═══ INPUT DATA ═══
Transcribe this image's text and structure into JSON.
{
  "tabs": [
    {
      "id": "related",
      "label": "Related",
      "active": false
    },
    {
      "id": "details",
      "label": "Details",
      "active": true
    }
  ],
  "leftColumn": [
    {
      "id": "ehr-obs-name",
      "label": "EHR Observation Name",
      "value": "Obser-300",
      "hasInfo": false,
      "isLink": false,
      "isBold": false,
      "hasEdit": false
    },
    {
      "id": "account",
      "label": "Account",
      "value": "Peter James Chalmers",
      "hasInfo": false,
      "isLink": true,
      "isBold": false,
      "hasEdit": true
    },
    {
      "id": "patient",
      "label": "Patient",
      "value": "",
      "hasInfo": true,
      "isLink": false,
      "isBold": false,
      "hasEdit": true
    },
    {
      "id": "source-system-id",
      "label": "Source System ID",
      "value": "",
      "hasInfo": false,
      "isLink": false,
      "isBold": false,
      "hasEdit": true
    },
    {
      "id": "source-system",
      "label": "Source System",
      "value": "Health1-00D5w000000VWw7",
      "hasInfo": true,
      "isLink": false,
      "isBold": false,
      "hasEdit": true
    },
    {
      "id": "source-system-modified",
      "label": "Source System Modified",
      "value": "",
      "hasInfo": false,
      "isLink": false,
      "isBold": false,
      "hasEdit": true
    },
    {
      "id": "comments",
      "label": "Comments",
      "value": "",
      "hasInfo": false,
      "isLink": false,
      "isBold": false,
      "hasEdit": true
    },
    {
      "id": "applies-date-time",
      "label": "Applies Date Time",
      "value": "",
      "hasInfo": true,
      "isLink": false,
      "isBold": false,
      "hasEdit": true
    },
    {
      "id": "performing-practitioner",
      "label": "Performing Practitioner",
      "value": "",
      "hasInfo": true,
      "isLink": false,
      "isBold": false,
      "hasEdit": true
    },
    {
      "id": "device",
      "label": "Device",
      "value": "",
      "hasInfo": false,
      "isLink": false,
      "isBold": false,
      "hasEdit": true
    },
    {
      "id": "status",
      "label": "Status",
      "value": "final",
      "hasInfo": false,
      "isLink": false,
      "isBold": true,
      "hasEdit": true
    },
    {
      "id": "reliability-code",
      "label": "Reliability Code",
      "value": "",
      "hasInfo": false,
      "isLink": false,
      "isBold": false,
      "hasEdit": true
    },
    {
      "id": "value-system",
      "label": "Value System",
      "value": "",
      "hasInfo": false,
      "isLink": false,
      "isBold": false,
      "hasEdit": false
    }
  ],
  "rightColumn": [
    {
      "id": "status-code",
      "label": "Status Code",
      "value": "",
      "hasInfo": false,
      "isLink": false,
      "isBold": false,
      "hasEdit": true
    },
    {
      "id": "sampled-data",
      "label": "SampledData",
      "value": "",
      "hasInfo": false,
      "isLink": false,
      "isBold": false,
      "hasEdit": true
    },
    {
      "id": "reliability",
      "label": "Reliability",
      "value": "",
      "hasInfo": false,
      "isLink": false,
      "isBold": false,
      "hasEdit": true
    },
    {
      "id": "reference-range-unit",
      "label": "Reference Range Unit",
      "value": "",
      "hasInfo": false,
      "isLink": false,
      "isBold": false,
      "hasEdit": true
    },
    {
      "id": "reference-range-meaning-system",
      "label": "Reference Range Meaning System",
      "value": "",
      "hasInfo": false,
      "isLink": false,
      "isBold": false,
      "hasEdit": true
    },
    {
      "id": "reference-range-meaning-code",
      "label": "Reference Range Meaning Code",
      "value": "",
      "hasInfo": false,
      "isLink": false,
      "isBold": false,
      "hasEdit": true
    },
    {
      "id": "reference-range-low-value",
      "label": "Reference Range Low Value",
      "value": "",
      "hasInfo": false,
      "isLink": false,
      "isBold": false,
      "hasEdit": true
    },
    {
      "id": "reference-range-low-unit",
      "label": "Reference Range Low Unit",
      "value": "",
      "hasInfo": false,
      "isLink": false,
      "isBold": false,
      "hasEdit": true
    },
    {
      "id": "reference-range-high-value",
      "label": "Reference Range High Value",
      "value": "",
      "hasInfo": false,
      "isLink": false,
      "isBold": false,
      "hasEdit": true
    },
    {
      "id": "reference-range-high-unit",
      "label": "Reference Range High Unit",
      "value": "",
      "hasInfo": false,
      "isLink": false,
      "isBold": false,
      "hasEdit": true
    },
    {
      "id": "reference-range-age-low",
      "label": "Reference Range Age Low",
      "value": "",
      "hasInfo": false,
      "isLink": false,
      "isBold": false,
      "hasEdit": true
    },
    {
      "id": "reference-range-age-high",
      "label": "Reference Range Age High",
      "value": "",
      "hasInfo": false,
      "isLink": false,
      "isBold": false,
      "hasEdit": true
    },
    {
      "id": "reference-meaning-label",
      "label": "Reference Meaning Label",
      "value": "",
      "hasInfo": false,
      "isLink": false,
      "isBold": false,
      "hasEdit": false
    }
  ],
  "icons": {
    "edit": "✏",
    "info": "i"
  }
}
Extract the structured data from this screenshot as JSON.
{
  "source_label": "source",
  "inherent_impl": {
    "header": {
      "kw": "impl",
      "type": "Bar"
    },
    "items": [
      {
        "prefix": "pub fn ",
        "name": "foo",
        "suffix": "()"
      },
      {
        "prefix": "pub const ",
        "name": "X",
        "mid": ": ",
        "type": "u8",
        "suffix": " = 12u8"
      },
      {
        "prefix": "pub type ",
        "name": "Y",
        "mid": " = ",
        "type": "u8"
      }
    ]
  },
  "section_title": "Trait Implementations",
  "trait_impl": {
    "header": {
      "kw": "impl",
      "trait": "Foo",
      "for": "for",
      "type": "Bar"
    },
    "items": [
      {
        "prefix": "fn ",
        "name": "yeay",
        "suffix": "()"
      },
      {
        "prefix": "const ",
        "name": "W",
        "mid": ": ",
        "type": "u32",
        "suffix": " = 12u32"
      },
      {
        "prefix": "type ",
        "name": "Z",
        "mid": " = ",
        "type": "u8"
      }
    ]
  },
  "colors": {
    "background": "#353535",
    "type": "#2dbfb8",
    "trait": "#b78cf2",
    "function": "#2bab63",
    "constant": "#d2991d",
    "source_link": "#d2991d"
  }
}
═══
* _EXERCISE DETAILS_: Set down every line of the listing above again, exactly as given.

* _TASK RESPONSE_:
Transcribe this image's text and structure into JSON.
{
  "tabs": [
    {
      "id": "related",
      "label": "Related",
      "active": false
    },
    {
      "id": "details",
      "label": "Details",
      "active": true
    }
  ],
  "leftColumn": [
    {
      "id": "ehr-obs-name",
      "label": "EHR Observation Name",
      "value": "Obser-300",
      "hasInfo": false,
      "isLink": false,
      "isBold": false,
      "hasEdit": false
    },
    {
      "id": "account",
      "label": "Account",
      "value": "Peter James Chalmers",
      "hasInfo": false,
      "isLink": true,
      "isBold": false,
      "hasEdit": true
    },
    {
      "id": "patient",
      "label": "Patient",
      "value": "",
      "hasInfo": true,
      "isLink": false,
      "isBold": false,
      "hasEdit": true
    },
    {
      "id": "source-system-id",
      "label": "Source System ID",
      "value": "",
      "hasInfo": false,
      "isLink": false,
      "isBold": false,
      "hasEdit": true
    },
    {
      "id": "source-system",
      "label": "Source System",
      "value": "Health1-00D5w000000VWw7",
      "hasInfo": true,
      "isLink": false,
      "isBold": false,
      "hasEdit": true
    },
    {
      "id": "source-system-modified",
      "label": "Source System Modified",
      "value": "",
      "hasInfo": false,
      "isLink": false,
      "isBold": false,
      "hasEdit": true
    },
    {
      "id": "comments",
      "label": "Comments",
      "value": "",
      "hasInfo": false,
      "isLink": false,
      "isBold": false,
      "hasEdit": true
    },
    {
      "id": "applies-date-time",
      "label": "Applies Date Time",
      "value": "",
      "hasInfo": true,
      "isLink": false,
      "isBold": false,
      "hasEdit": true
    },
    {
      "id": "performing-practitioner",
      "label": "Performing Practitioner",
      "value": "",
      "hasInfo": true,
      "isLink": false,
      "isBold": false,
      "hasEdit": true
    },
    {
      "id": "device",
      "label": "Device",
      "value": "",
      "hasInfo": false,
      "isLink": false,
      "isBold": false,
      "hasEdit": true
    },
    {
      "id": "status",
      "label": "Status",
      "value": "final",
      "hasInfo": false,
      "isLink": false,
      "isBold": true,
      "hasEdit": true
    },
    {
      "id": "reliability-code",
      "label": "Reliability Code",
      "value": "",
      "hasInfo": false,
      "isLink": false,
      "isBold": false,
      "hasEdit": true
    },
    {
      "id": "value-system",
      "label": "Value System",
      "value": "",
      "hasInfo": false,
      "isLink": false,
      "isBold": false,
      "hasEdit": false
    }
  ],
  "rightColumn": [
    {
      "id": "status-code",
      "label": "Status Code",
      "value": "",
      "hasInfo": false,
      "isLink": false,
      "isBold": false,
      "hasEdit": true
    },
    {
      "id": "sampled-data",
      "label": "SampledData",
      "value": "",
      "hasInfo": false,
      "isLink": false,
      "isBold": false,
      "hasEdit": true
    },
    {
      "id": "reliability",
      "label": "Reliability",
      "value": "",
      "hasInfo": false,
      "isLink": false,
      "isBold": false,
      "hasEdit": true
    },
    {
      "id": "reference-range-unit",
      "label": "Reference Range Unit",
      "value": "",
      "hasInfo": false,
      "isLink": false,
      "isBold": false,
      "hasEdit": true
    },
    {
      "id": "reference-range-meaning-system",
      "label": "Reference Range Meaning System",
      "value": "",
      "hasInfo": false,
      "isLink": false,
      "isBold": false,
      "hasEdit": true
    },
    {
      "id": "reference-range-meaning-code",
      "label": "Reference Range Meaning Code",
      "value": "",
      "hasInfo": false,
      "isLink": false,
      "isBold": false,
      "hasEdit": true
    },
    {
      "id": "reference-range-low-value",
      "label": "Reference Range Low Value",
      "value": "",
      "hasInfo": false,
      "isLink": false,
      "isBold": false,
      "hasEdit": true
    },
    {
      "id": "reference-range-low-unit",
      "label": "Reference Range Low Unit",
      "value": "",
      "hasInfo": false,
      "isLink": false,
      "isBold": false,
      "hasEdit": true
    },
    {
      "id": "reference-range-high-value",
      "label": "Reference Range High Value",
      "value": "",
      "hasInfo": false,
      "isLink": false,
      "isBold": false,
      "hasEdit": true
    },
    {
      "id": "reference-range-high-unit",
      "label": "Reference Range High Unit",
      "value": "",
      "hasInfo": false,
      "isLink": false,
      "isBold": false,
      "hasEdit": true
    },
    {
      "id": "reference-range-age-low",
      "label": "Reference Range Age Low",
      "value": "",
      "hasInfo": false,
      "isLink": false,
      "isBold": false,
      "hasEdit": true
    },
    {
      "id": "reference-range-age-high",
      "label": "Reference Range Age High",
      "value": "",
      "hasInfo": false,
      "isLink": false,
      "isBold": false,
      "hasEdit": true
    },
    {
      "id": "reference-meaning-label",
      "label": "Reference Meaning Label",
      "value": "",
      "hasInfo": false,
      "isLink": false,
      "isBold": false,
      "hasEdit": false
    }
  ],
  "icons": {
    "edit": "✏",
    "info": "i"
  }
}
Extract the structured data from this screenshot as JSON.
{
  "source_label": "source",
  "inherent_impl": {
    "header": {
      "kw": "impl",
      "type": "Bar"
    },
    "items": [
      {
        "prefix": "pub fn ",
        "name": "foo",
        "suffix": "()"
      },
      {
        "prefix": "pub const ",
        "name": "X",
        "mid": ": ",
        "type": "u8",
        "suffix": " = 12u8"
      },
      {
        "prefix": "pub type ",
        "name": "Y",
        "mid": " = ",
        "type": "u8"
      }
    ]
  },
  "section_title": "Trait Implementations",
  "trait_impl": {
    "header": {
      "kw": "impl",
      "trait": "Foo",
      "for": "for",
      "type": "Bar"
    },
    "items": [
      {
        "prefix": "fn ",
        "name": "yeay",
        "suffix": "()"
      },
      {
        "prefix": "const ",
        "name": "W",
        "mid": ": ",
        "type": "u32",
        "suffix": " = 12u32"
      },
      {
        "prefix": "type ",
        "name": "Z",
        "mid": " = ",
        "type": "u8"
      }
    ]
  },
  "colors": {
    "background": "#353535",
    "type": "#2dbfb8",
    "trait": "#b78cf2",
    "function": "#2bab63",
    "constant": "#d2991d",
    "source_link": "#d2991d"
  }
}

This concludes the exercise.